So if it’s intimidating, seek friends. Seek people like you. Find a friend who lives near you and go with them. Hell, if you live near me and want to come with me, let me know. My resting bitch face is the reason why nobody bothers me. Most gyms will have a Facebook page, so you can ask on there (gyms, here’s a hint, get a gym buddy system set up for newbies), if you run or want to, find a group – there are lots on Facebook – (Run Mummy Run is still one of the best, whether you’re a mum or not) people you can talk to who understand, who get it.
And if you do fuck up, if you do stop, if you don’t find what you want to do, then that’s fine. It’s OK. Some people love it, others don’t. Maybe whatever it is, just isn’t for you.
Goal setting, whether personal, professional, or physical, can be fantastic. They can give you focus, something to aim for. It’s something I do regularly, because it drives me. It doesn’t drive everyone.
If you do set goals, make them ambitious, but realistic. Going from zero to marathon runner in six months is doable (I probably wouldn’t recommend it), but only you know if it’s achievable for you. Set smaller goals. Maybe a 5km run in three months, then a 10km run in six months?
If you want to lose weight, great. Work out what you’re consuming now, and take it down a notch, or increase your activity. Don’t halve your calories and expect to hit the gym six times a week and not fall over.
Find other goals. Tired of the job? Baby steps. Get the CV redone, get the feelers out for something new. Maybe while you’re searching, find a course or two to do. Something to focus your mind and give you an extra to add to that CV.
Want to travel? Plan, save, book.

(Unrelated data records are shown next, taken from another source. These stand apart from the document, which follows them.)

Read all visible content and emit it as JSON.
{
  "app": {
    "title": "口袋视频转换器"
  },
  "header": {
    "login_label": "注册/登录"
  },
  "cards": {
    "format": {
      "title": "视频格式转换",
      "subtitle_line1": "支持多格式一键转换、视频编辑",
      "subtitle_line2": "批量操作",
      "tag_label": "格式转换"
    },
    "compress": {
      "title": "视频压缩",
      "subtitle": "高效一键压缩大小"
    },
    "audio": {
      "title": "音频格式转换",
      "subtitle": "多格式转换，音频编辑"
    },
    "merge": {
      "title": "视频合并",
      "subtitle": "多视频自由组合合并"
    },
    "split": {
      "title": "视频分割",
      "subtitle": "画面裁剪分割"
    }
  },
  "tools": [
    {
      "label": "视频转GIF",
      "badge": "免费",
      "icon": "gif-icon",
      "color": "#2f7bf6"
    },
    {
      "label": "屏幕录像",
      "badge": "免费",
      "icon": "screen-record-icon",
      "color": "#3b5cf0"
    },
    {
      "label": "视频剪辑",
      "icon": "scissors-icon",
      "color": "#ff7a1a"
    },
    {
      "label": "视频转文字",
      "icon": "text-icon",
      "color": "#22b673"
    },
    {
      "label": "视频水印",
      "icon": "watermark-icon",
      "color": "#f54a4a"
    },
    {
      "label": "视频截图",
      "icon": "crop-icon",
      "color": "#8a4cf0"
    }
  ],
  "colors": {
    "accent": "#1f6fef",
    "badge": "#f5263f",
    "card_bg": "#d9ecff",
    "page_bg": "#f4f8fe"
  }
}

If you don’t? Then just be you. You’re pretty awesome.No really, you are. Just ask anyone who loves you.
New year, new you?
Nah. I’ll stick with being me, ta.